Slightly busier schedules towards the end of September are not abnormal, in view of the up-coming exam period, says UM student psychologist Liesbeth Mouha. But the psychologists did not expect a sixfold increase of the waiting time (from three days to four weeks). “In comparison to last year, there now have been almost twice as many weekly registrations,” says Mouha.
Mouha thinks that this is not because there are more problems, but “students find their way us more easily, both for our group sessions and for individual appointments.” For that there has been an intensive advertising campaign last year, mainly through social media. The emphasis was in particular on the new group events they offered, consisting of lectures, workshops and training sessions.
Would extra student psychologists be a solution? Student members of the University Council have been asking for this for years. Mouha doesn't think so. “Where would it end? In many cases, this concerns students with a lot of stress; they often benefit a great deal from a group workshop on stress management. We need to ensure that only those people who really need individual help, approach the student psychologists. Students often prefer to make an individual appointment, they find that easier. We are going to investigate how we can lower the threshold for the group sessions.”

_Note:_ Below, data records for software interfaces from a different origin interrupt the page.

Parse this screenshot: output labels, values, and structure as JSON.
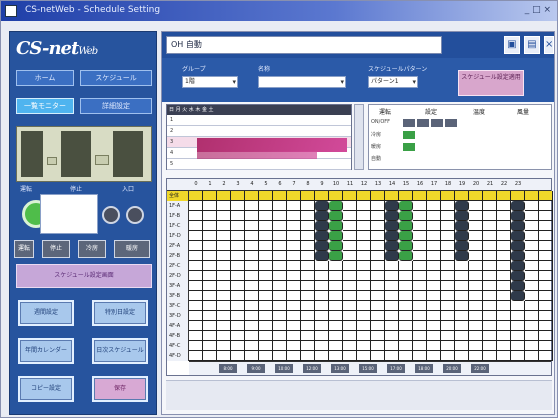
{
  "window": {
    "title": "CS-netWeb - Schedule Setting",
    "controls": "_ □ ×"
  },
  "sidebar": {
    "logo_main": "CS-net",
    "logo_sub": "Web",
    "buttons_row1": [
      "ホーム",
      "スケジュール"
    ],
    "buttons_row2": [
      "一覧モニター",
      "詳細設定"
    ],
    "status_labels": [
      "運転",
      "停止",
      "入口"
    ],
    "square_buttons": [
      "運転",
      "停止",
      "冷房",
      "暖房"
    ],
    "pink_label": "スケジュール設定画面",
    "actions": [
      {
        "label": "週間設定",
        "style": "blue"
      },
      {
        "label": "特別日設定",
        "style": "blue"
      },
      {
        "label": "年間カレンダー",
        "style": "blue"
      },
      {
        "label": "日次スケジュール",
        "style": "blue"
      },
      {
        "label": "コピー設定",
        "style": "blue"
      },
      {
        "label": "保存",
        "style": "pink"
      }
    ]
  },
  "header": {
    "title": "OH 自動",
    "icons": [
      "save-icon",
      "print-icon",
      "close-icon"
    ]
  },
  "filters": {
    "group_label": "グループ",
    "group_value": "1階",
    "name_label": "名称",
    "name_value": "",
    "pattern_label": "スケジュールパターン",
    "pattern_value": "パターン1",
    "apply_button": "スケジュール設定適用"
  },
  "mini_table": {
    "header": "日 月 火 水 木 金 土",
    "rows": [
      "1",
      "2",
      "3",
      "4",
      "5"
    ]
  },
  "legend": {
    "headers": [
      "運転",
      "設定",
      "温度",
      "風量"
    ],
    "rows": [
      "ON/OFF",
      "冷房",
      "暖房",
      "自動"
    ],
    "colors": {
      "on": "#3aa046",
      "off": "#5a6378",
      "yellow": "#f0d82a"
    }
  },
  "schedule_grid": {
    "hours": [
      "0",
      "1",
      "2",
      "3",
      "4",
      "5",
      "6",
      "7",
      "8",
      "9",
      "10",
      "11",
      "12",
      "13",
      "14",
      "15",
      "16",
      "17",
      "18",
      "19",
      "20",
      "21",
      "22",
      "23"
    ],
    "rows": [
      "全体",
      "1F-A",
      "1F-B",
      "1F-C",
      "1F-D",
      "2F-A",
      "2F-B",
      "2F-C",
      "2F-D",
      "3F-A",
      "3F-B",
      "3F-C",
      "3F-D",
      "4F-A",
      "4F-B",
      "4F-C",
      "4F-D"
    ],
    "foot_tags": [
      "8:00",
      "9:00",
      "10:00",
      "12:00",
      "13:00",
      "15:00",
      "17:00",
      "18:00",
      "20:00",
      "22:00"
    ]
  },
  "status": {
    "text": ""
  }
}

To reduce waiting times permanently, more group sessions will be introduced “as quickly as possible”. In addition – in order to tackle waiting times in the short term – they will organise more intake interviews for the weeks to come. Lastly, the UM student psychologists are thinking of increasing the number of hours available for consultations without an appointment and using some of that time to schedule intake interviews.